  • Cruel and Unusual Death: A lot. [5]
  • Badass Family: Ragnar, Kraka and their sons.
  • The Conqueror: Ragnar.
  • Damsel in Distress: Thora Hart-of-the-Town.
  • Deliberate Values Dissonance: This was undoubtedly relished by the author.
  • Evil Cripple: Ivar the Boneless: "He had no children, because of the way he was: with no lust or love — but he wasn't short of cunning and cruelty." (Tale of Ragnar's Sons)
  • Fluffy the Terrible: For being supposedly the probably most feared Viking warlord ever, Ragnar Lodbrok has a curiously comical nickname. The real reason for the epithet is probably that it's a garbled form of a foreign nickname — maybe Old English leódbroga, 'the people's terror' (that's more like it!).
  • Genius Cripple: Ivar the Boneless is the mastermind of the Ragnarsson troupe.
  • Girl in the Tower: Thora Hart-of-the-Town is trapped in her tower when her pet dragon grows too big and fierce to let anyone in or out.
  • Glory Seeker: The main motive of Ragnar and all his sons.

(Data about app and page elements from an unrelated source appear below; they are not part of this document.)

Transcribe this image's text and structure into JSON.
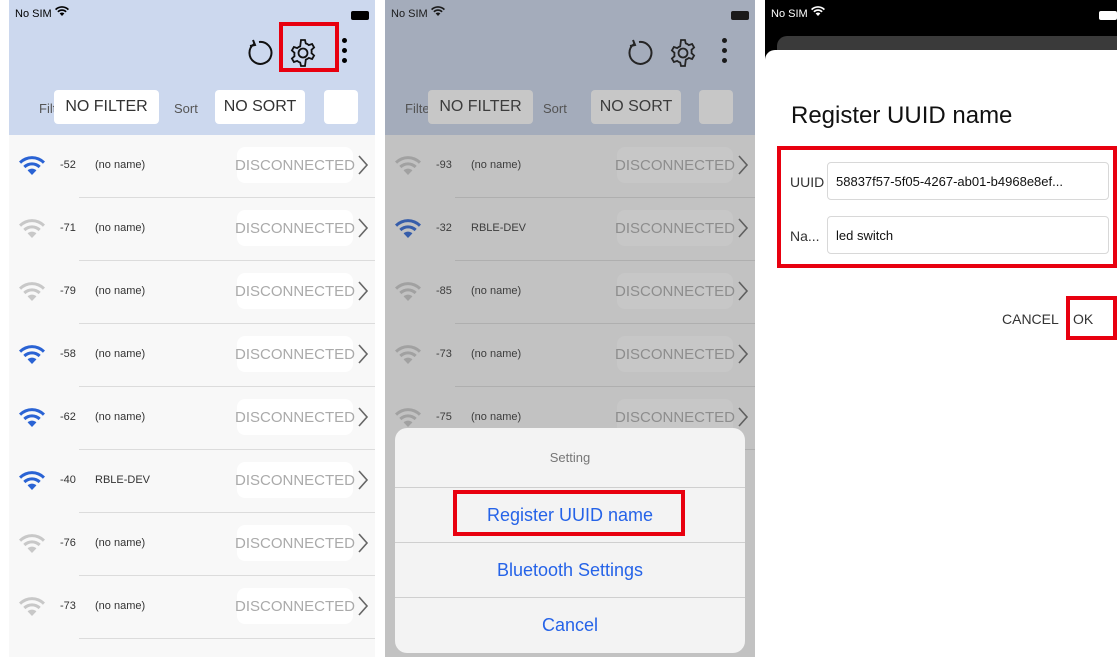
{
  "status": {
    "carrier": "No SIM"
  },
  "list_header": {
    "filter_label": "Filte",
    "filter_value": "NO FILTER",
    "sort_label": "Sort",
    "sort_value": "NO SORT"
  },
  "panel1_devices": [
    {
      "rssi": "-52",
      "name": "(no name)",
      "state": "DISCONNECTED",
      "strong": true
    },
    {
      "rssi": "-71",
      "name": "(no name)",
      "state": "DISCONNECTED",
      "strong": false
    },
    {
      "rssi": "-79",
      "name": "(no name)",
      "state": "DISCONNECTED",
      "strong": false
    },
    {
      "rssi": "-58",
      "name": "(no name)",
      "state": "DISCONNECTED",
      "strong": true
    },
    {
      "rssi": "-62",
      "name": "(no name)",
      "state": "DISCONNECTED",
      "strong": true
    },
    {
      "rssi": "-40",
      "name": "RBLE-DEV",
      "state": "DISCONNECTED",
      "strong": true
    },
    {
      "rssi": "-76",
      "name": "(no name)",
      "state": "DISCONNECTED",
      "strong": false
    },
    {
      "rssi": "-73",
      "name": "(no name)",
      "state": "DISCONNECTED",
      "strong": false
    }
  ],
  "panel2_devices": [
    {
      "rssi": "-93",
      "name": "(no name)",
      "state": "DISCONNECTED",
      "strong": false
    },
    {
      "rssi": "-32",
      "name": "RBLE-DEV",
      "state": "DISCONNECTED",
      "strong": true
    },
    {
      "rssi": "-85",
      "name": "(no name)",
      "state": "DISCONNECTED",
      "strong": false
    },
    {
      "rssi": "-73",
      "name": "(no name)",
      "state": "DISCONNECTED",
      "strong": false
    },
    {
      "rssi": "-75",
      "name": "(no name)",
      "state": "DISCONNECTED",
      "strong": false
    }
  ],
  "action_sheet": {
    "title": "Setting",
    "items": [
      "Register UUID name",
      "Bluetooth Settings",
      "Cancel"
    ]
  },
  "dialog": {
    "title": "Register UUID name",
    "uuid_label": "UUID",
    "uuid_value": "58837f57-5f05-4267-ab01-b4968e8ef...",
    "name_label": "Na...",
    "name_value": "led switch",
    "cancel_label": "CANCEL",
    "ok_label": "OK"
  },
  "colors": {
    "header": "#ccd8ee",
    "accent": "#2563e8",
    "highlight": "#e8000f",
    "wifi_strong": "#2a63d4",
    "wifi_weak": "#c8c8c8"
  }
}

  • Gone Horribly Right: Don't rear baby dragons if you don't want a giant fire-breathing monster living on your property.
  • Handicapped Badass: Ivar the Boneless is unable to walk, and therefore is carried onto the battlefield on a shield.
  • Horny Vikings: Apart from the horns, this story is among the Trope Makers.
  • Lady of War: Kraka commands an army in the campaign to Sweden.
  • Lamarck Was Right: Kraka has inherited the ability to understand bird talk from her father, but her father only acquired this ability by eating a certain dragon's heart.
  • Mama Bear: An interesting variant: Kraka vehemently drives on her sons to avenge Erik and Agnar — even though Erik and Agnar were just her stepsons, and her biological sons are initially rather unwilling to go to war for the sake of their half-brothers. Yet Kraka prevails, and even personally heads an army in the resulting campaign.
  • Marital Rape License: Kraka wants Ragnar not to sleep with her for three nights after their wedding, as she foresees that a child thus conceived will “have no bones”. But Ragnar “follows his own advice.” Cue Ivar the Boneless.
  • Memetic Outfit: The "hairy breeches".
  • Mood Whiplash: The beginning, with Ragnar slaying a dragon and marrying a princess, reads much like a Fairy Tale. But the princess dies almost immediately, and the rest of the story is less and less fairy-tale like, and increasingly bloody.
  • Our Dragons Are Different: An interesting quality of the giant snake in Ragnar’s Saga is that it hatches gold: The heap of gold magically grows together with the dragon.
  • The Protagonist: While Ragnar and his sons are the eponymous characters, and have starring roles in the first and the second half respectively, a closer look reveals that the protagonist of the whole cycle is actually Kraka.
  • Rape, Pillage and Burn: "They killed every man’s child who was in the town, and they took all the goods and burnt the town before they went on their way." (Ragnar's Saga)
  • Red Baron: When Kraka leads an army to Sweden, she earns the nickname 'Randalin', "Shield-Lady" (also a poetical term for 'Valkyries').
  • Rescue Romance: Ragnar and Thora.
  • Secret Legacy: Kraka, although it seems she was always aware of it herself: She is actually Aslaug, the orphaned daughter of Sigurd Fafnisbane and Brynhild the Valkyrie.
  • Snake Pit: The manner of Ragnar's death.
  • Speaks Fluent Animal: Kraka has inherited the ability to understand animal talk from her father.
  1. "Because we don't have the technology for shark pools yet?"
  2. Or "Shaggy-pants" if you want so.
  3. The “hart” is supposed to mean that she is especially beautiful.
  4. A Latinization of "Ingvar", Ivar for short.
  5. Erik is impaled on spears, Ragnar is thrown in a snake pit filled with venomous vipers, King Ella has his back cut open, Hvitserk is burnt alive on a pyre.